Eleanor Thorne, mortgage pro out of Raleigh, N.C., is having an office romance with her business partner. Everybody knows about it, so it’s not like I’m talking out of school, here. Thorne met Steve in high school drivers education class and they’ve been having a love affair/business partnership ever since.
Thorne was destined to go into real estate in one form or another, as her mom was an agent and her dad was a mortgage broker. In fact, Dad helped her get her first job right out of college, at a mortgage company. He also got her high-school-sweetheart-turned-husband a job with the same firm.
So, how do they deal with the fact that many employment experts caution against combining marriage and work?
They set clear boundaries, the most significant of which is: “The Bedroom Rule. If one person comes home and runs straight for the bedroom – that’s a “No Business” room – you are not allowed to talk about business there. At some point, you have to be able to cut it off – and it has to be okay to do that.”
Those boundaries are carried over into the work environment as well. “We each have our part of the deal that we are responsible for. It’s kind of like going on a trip with a spouse; one person is usually responsible for packing the car. We both have our jobs, and that helps,” she says.
These jobs are clearly defined. Steve handles the project management aspects of their business and “I do most of the lead generation, and marketing,” Eleanor said. “I added our first staff member in 2008. Our production in the next 12 months increased to over 42 million.”
Marketing comes easy to Eleanor Thorne. She loves working with real estate agents and her philosophy is that if she can help agents grow their business; they’ll help her grow hers. To that end, she teaches agents about technology and how to use it in their real estate businesses.
Since mortgage agents aren’t typically considered technology gurus, I asked Thorne how she learned about it. “I knew nothing about websites, or Internet SEO mumbo jumbo. I heard about this place where you could learn: ActiveRain. The entire ActiveRain community helped teach me, and they have made a huge difference in my life – and in my family’s income.”
How big of a difference? Eleanor claims that the Internet is just one big referral source, organically generating “over 500 Internet leads a month. In fact, we’ve had a 550 percent increase in traffic to our site during the last 12 months,” Eleanor said. She estimates that about 70 percent of their business comes from the Internet. Which, when compared to the typical real estate agent’s web business, is phenomenally high.
What does she know that the average real estate agent can put into practice to boost his or her own online presence? I’m glad you asked – because Eleanor actually teaches agents how to get the same results she and Steve do.
“I’ve done a series of classes for agents that was a total of 10 hours over five weeks. As a boomer, my teaching style is very down to earth, and I try to break it down into little pieces.”
For the past three years Eleanor has also helped organize and execute the Real Estate BarCamps – some which drew over 300 attendees.

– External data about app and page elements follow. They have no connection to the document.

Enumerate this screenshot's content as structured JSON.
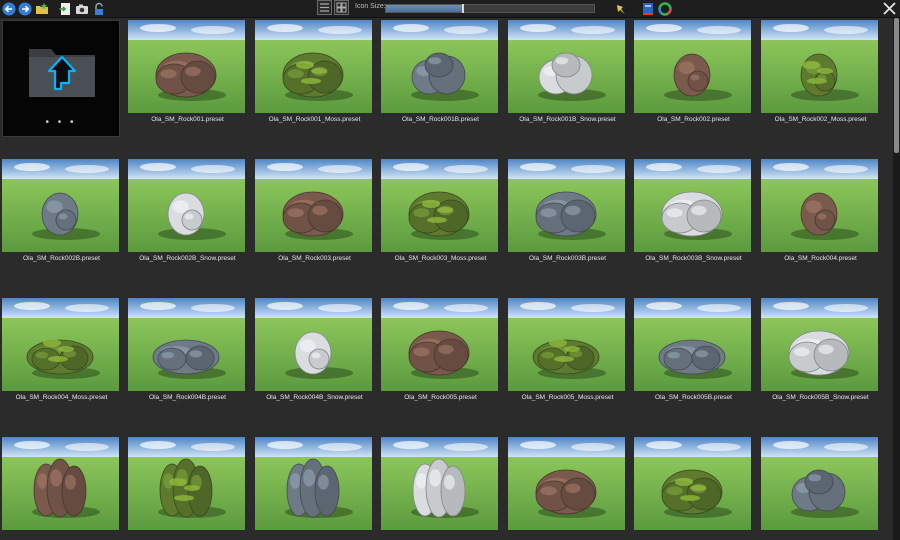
{
  "toolbar": {
    "icon_size_label": "Icon Size:",
    "icon_size_value": 0.37,
    "left_buttons": [
      "back-arrow-icon",
      "forward-arrow-icon",
      "favorite-folder-icon",
      "export-icon",
      "camera-icon",
      "lock-icon"
    ],
    "view_modes": [
      "list-view-icon",
      "grid-view-icon"
    ],
    "right_buttons": [
      "pin-icon",
      "blue-book-icon",
      "color-wheel-icon",
      "close-icon"
    ]
  },
  "folder_up": {
    "icon": "folder-up-icon",
    "dots": "• • •"
  },
  "items": [
    {
      "label": "Ola_SM_Rock001.preset",
      "tone": "brown",
      "shape": "mound"
    },
    {
      "label": "Ola_SM_Rock001_Moss.preset",
      "tone": "moss",
      "shape": "mound"
    },
    {
      "label": "Ola_SM_Rock001B.preset",
      "tone": "grey",
      "shape": "cluster"
    },
    {
      "label": "Ola_SM_Rock001B_Snow.preset",
      "tone": "snow",
      "shape": "cluster"
    },
    {
      "label": "Ola_SM_Rock002.preset",
      "tone": "brown",
      "shape": "small"
    },
    {
      "label": "Ola_SM_Rock002_Moss.preset",
      "tone": "moss",
      "shape": "small"
    },
    {
      "label": "Ola_SM_Rock002B.preset",
      "tone": "grey",
      "shape": "small"
    },
    {
      "label": "Ola_SM_Rock002B_Snow.preset",
      "tone": "snow",
      "shape": "small"
    },
    {
      "label": "Ola_SM_Rock003.preset",
      "tone": "brown",
      "shape": "mound"
    },
    {
      "label": "Ola_SM_Rock003_Moss.preset",
      "tone": "moss",
      "shape": "mound"
    },
    {
      "label": "Ola_SM_Rock003B.preset",
      "tone": "grey",
      "shape": "mound"
    },
    {
      "label": "Ola_SM_Rock003B_Snow.preset",
      "tone": "snow",
      "shape": "mound"
    },
    {
      "label": "Ola_SM_Rock004.preset",
      "tone": "brown",
      "shape": "small"
    },
    {
      "label": "Ola_SM_Rock004_Moss.preset",
      "tone": "moss",
      "shape": "flat"
    },
    {
      "label": "Ola_SM_Rock004B.preset",
      "tone": "grey",
      "shape": "flat"
    },
    {
      "label": "Ola_SM_Rock004B_Snow.preset",
      "tone": "snow",
      "shape": "small"
    },
    {
      "label": "Ola_SM_Rock005.preset",
      "tone": "brown",
      "shape": "mound"
    },
    {
      "label": "Ola_SM_Rock005_Moss.preset",
      "tone": "moss",
      "shape": "flat"
    },
    {
      "label": "Ola_SM_Rock005B.preset",
      "tone": "grey",
      "shape": "flat"
    },
    {
      "label": "Ola_SM_Rock005B_Snow.preset",
      "tone": "snow",
      "shape": "mound"
    },
    {
      "label": "",
      "tone": "brown",
      "shape": "tall"
    },
    {
      "label": "",
      "tone": "moss",
      "shape": "tall"
    },
    {
      "label": "",
      "tone": "grey",
      "shape": "tall"
    },
    {
      "label": "",
      "tone": "snow",
      "shape": "tall"
    },
    {
      "label": "",
      "tone": "brown",
      "shape": "mound"
    },
    {
      "label": "",
      "tone": "moss",
      "shape": "mound"
    },
    {
      "label": "",
      "tone": "grey",
      "shape": "cluster"
    }
  ],
  "colors": {
    "sky_top": "#4f86c6",
    "sky_bottom": "#cfe3f5",
    "grass_top": "#8cc65a",
    "grass_bottom": "#5b9a3e",
    "brown": "#7a5a4c",
    "moss": "#5d7a2e",
    "grey": "#6e7a86",
    "snow": "#d9dde0",
    "accent": "#00b4ff"
  }
}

What she enjoys most, though, is helping individual agents in their efforts to boost their online presence. “What I’ve discovered from teaching classes on technology to agents is that they would rather have someone do it for them. I’ve already started doing that on a custom basis for agents across the country – and I expect in the coming months, I’ll be doing more of it.”

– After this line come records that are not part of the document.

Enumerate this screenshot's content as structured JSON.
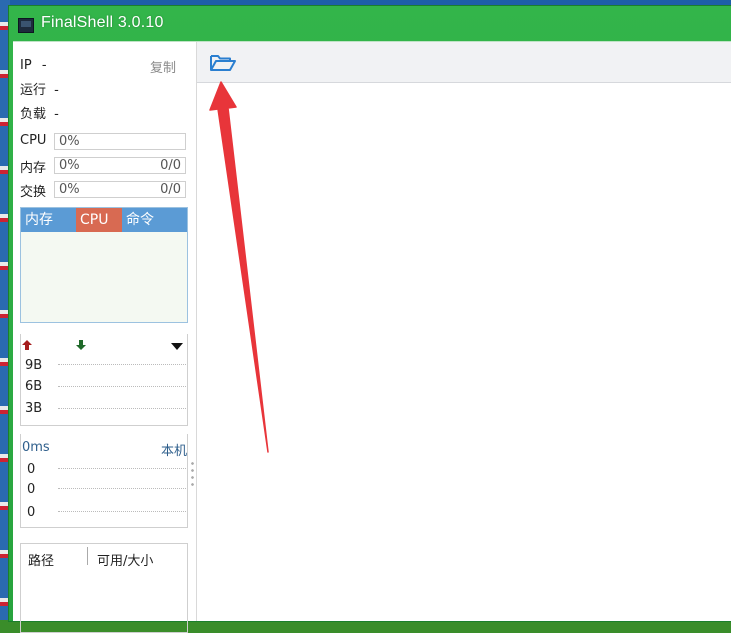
{
  "window": {
    "title": "FinalShell 3.0.10"
  },
  "sysinfo": {
    "ip_label": "IP",
    "ip_value": "-",
    "copy_label": "复制",
    "uptime_label": "运行",
    "uptime_value": "-",
    "load_label": "负载",
    "load_value": "-"
  },
  "meters": {
    "cpu": {
      "label": "CPU",
      "percent": "0%"
    },
    "memory": {
      "label": "内存",
      "percent": "0%",
      "ratio": "0/0"
    },
    "swap": {
      "label": "交换",
      "percent": "0%",
      "ratio": "0/0"
    }
  },
  "process_tabs": [
    "内存",
    "CPU",
    "命令"
  ],
  "network": {
    "up_icon": "arrow-up-icon",
    "down_icon": "arrow-down-icon",
    "y_ticks": [
      "9B",
      "6B",
      "3B"
    ]
  },
  "ping": {
    "latency": "0ms",
    "host": "本机",
    "values": [
      "0",
      "0",
      "0"
    ]
  },
  "disk": {
    "col_path": "路径",
    "col_size": "可用/大小"
  },
  "toolbar": {
    "open_icon": "folder-open-icon"
  },
  "colors": {
    "titlebar": "#2fb045",
    "tab_header": "#5b9bd5",
    "tab_cpu": "#d86a52",
    "annotation_arrow": "#e8353a",
    "folder_icon": "#2b7fd0"
  }
}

I’m exhausted just thinking of Eleanor’s schedule, but she finds a way to pack even more into it. In addition to puttering in the garden and raising a teenager, she and Steve work with both the YMCA’s “We Build People Campaign” and the American Cancer Society’s Relay for Life.
“Steve and I both had family members who died of cancer,” she says, so getting involved with the American Cancer Society was a natural for them. “We grew up here and it’s such an enriching experience to walk the track with past clients, high school friends, and folks we’ve met through church. You have a huge sense of closeness, and it’s very spiritual.”